(Dataset items)
────────────────────────────────────────

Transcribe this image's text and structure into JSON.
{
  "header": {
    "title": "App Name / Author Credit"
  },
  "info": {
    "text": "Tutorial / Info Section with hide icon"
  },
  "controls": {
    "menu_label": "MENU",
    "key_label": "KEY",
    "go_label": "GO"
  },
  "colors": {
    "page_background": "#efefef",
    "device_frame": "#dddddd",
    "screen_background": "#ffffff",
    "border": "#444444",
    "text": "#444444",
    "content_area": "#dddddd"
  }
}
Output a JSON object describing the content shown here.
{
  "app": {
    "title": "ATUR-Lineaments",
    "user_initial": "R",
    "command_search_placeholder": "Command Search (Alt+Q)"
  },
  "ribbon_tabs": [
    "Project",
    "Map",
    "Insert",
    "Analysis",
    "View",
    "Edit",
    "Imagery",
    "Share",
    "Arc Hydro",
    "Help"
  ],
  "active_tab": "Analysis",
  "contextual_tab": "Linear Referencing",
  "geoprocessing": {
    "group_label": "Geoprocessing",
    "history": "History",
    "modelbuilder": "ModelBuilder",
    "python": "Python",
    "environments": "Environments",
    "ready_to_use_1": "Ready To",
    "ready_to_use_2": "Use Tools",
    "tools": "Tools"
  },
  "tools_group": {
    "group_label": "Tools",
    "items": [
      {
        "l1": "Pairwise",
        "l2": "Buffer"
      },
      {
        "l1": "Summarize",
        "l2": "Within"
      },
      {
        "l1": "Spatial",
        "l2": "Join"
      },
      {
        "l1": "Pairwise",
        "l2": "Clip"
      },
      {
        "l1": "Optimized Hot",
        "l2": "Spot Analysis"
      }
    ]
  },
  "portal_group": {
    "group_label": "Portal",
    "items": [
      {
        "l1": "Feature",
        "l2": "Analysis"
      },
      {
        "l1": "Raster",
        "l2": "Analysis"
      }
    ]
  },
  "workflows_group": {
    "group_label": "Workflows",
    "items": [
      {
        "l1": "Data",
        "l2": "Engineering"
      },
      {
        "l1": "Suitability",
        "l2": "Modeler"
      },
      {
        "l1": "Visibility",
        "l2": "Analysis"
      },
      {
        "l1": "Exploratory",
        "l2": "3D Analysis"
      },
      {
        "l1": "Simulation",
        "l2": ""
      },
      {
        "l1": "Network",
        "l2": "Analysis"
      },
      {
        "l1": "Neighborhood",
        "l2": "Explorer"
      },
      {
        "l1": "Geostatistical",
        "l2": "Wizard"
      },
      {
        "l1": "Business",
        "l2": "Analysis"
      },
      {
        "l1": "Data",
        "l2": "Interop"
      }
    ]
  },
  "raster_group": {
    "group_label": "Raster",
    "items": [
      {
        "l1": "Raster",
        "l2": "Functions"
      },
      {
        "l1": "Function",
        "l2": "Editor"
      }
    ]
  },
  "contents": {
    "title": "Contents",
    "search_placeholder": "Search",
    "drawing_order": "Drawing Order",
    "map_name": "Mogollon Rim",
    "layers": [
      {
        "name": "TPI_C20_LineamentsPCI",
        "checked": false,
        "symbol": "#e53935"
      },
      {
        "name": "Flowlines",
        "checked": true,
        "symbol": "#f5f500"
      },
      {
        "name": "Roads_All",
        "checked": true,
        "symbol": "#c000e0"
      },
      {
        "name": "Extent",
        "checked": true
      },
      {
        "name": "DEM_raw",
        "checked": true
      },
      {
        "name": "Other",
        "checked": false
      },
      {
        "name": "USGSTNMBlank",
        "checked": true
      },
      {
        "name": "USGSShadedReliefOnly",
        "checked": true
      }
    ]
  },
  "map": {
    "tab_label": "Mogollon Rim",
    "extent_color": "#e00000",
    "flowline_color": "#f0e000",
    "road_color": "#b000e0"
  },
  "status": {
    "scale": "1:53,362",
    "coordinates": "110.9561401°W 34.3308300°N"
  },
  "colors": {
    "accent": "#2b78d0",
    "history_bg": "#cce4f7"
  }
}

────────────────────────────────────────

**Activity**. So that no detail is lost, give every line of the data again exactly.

**Answer section**.
Transcribe this image's text and structure into JSON.
{
  "header": {
    "title": "App Name / Author Credit"
  },
  "info": {
    "text": "Tutorial / Info Section with hide icon"
  },
  "controls": {
    "menu_label": "MENU",
    "key_label": "KEY",
    "go_label": "GO"
  },
  "colors": {
    "page_background": "#efefef",
    "device_frame": "#dddddd",
    "screen_background": "#ffffff",
    "border": "#444444",
    "text": "#444444",
    "content_area": "#dddddd"
  }
}
Output a JSON object describing the content shown here.
{
  "app": {
    "title": "ATUR-Lineaments",
    "user_initial": "R",
    "command_search_placeholder": "Command Search (Alt+Q)"
  },
  "ribbon_tabs": [
    "Project",
    "Map",
    "Insert",
    "Analysis",
    "View",
    "Edit",
    "Imagery",
    "Share",
    "Arc Hydro",
    "Help"
  ],
  "active_tab": "Analysis",
  "contextual_tab": "Linear Referencing",
  "geoprocessing": {
    "group_label": "Geoprocessing",
    "history": "History",
    "modelbuilder": "ModelBuilder",
    "python": "Python",
    "environments": "Environments",
    "ready_to_use_1": "Ready To",
    "ready_to_use_2": "Use Tools",
    "tools": "Tools"
  },
  "tools_group": {
    "group_label": "Tools",
    "items": [
      {
        "l1": "Pairwise",
        "l2": "Buffer"
      },
      {
        "l1": "Summarize",
        "l2": "Within"
      },
      {
        "l1": "Spatial",
        "l2": "Join"
      },
      {
        "l1": "Pairwise",
        "l2": "Clip"
      },
      {
        "l1": "Optimized Hot",
        "l2": "Spot Analysis"
      }
    ]
  },
  "portal_group": {
    "group_label": "Portal",
    "items": [
      {
        "l1": "Feature",
        "l2": "Analysis"
      },
      {
        "l1": "Raster",
        "l2": "Analysis"
      }
    ]
  },
  "workflows_group": {
    "group_label": "Workflows",
    "items": [
      {
        "l1": "Data",
        "l2": "Engineering"
      },
      {
        "l1": "Suitability",
        "l2": "Modeler"
      },
      {
        "l1": "Visibility",
        "l2": "Analysis"
      },
      {
        "l1": "Exploratory",
        "l2": "3D Analysis"
      },
      {
        "l1": "Simulation",
        "l2": ""
      },
      {
        "l1": "Network",
        "l2": "Analysis"
      },
      {
        "l1": "Neighborhood",
        "l2": "Explorer"
      },
      {
        "l1": "Geostatistical",
        "l2": "Wizard"
      },
      {
        "l1": "Business",
        "l2": "Analysis"
      },
      {
        "l1": "Data",
        "l2": "Interop"
      }
    ]
  },
  "raster_group": {
    "group_label": "Raster",
    "items": [
      {
        "l1": "Raster",
        "l2": "Functions"
      },
      {
        "l1": "Function",
        "l2": "Editor"
      }
    ]
  },
  "contents": {
    "title": "Contents",
    "search_placeholder": "Search",
    "drawing_order": "Drawing Order",
    "map_name": "Mogollon Rim",
    "layers": [
      {
        "name": "TPI_C20_LineamentsPCI",
        "checked": false,
        "symbol": "#e53935"
      },
      {
        "name": "Flowlines",
        "checked": true,
        "symbol": "#f5f500"
      },
      {
        "name": "Roads_All",
        "checked": true,
        "symbol": "#c000e0"
      },
      {
        "name": "Extent",
        "checked": true
      },
      {
        "name": "DEM_raw",
        "checked": true
      },
      {
        "name": "Other",
        "checked": false
      },
      {
        "name": "USGSTNMBlank",
        "checked": true
      },
      {
        "name": "USGSShadedReliefOnly",
        "checked": true
      }
    ]
  },
  "map": {
    "tab_label": "Mogollon Rim",
    "extent_color": "#e00000",
    "flowline_color": "#f0e000",
    "road_color": "#b000e0"
  },
  "status": {
    "scale": "1:53,362",
    "coordinates": "110.9561401°W 34.3308300°N"
  },
  "colors": {
    "accent": "#2b78d0",
    "history_bg": "#cce4f7"
  }
}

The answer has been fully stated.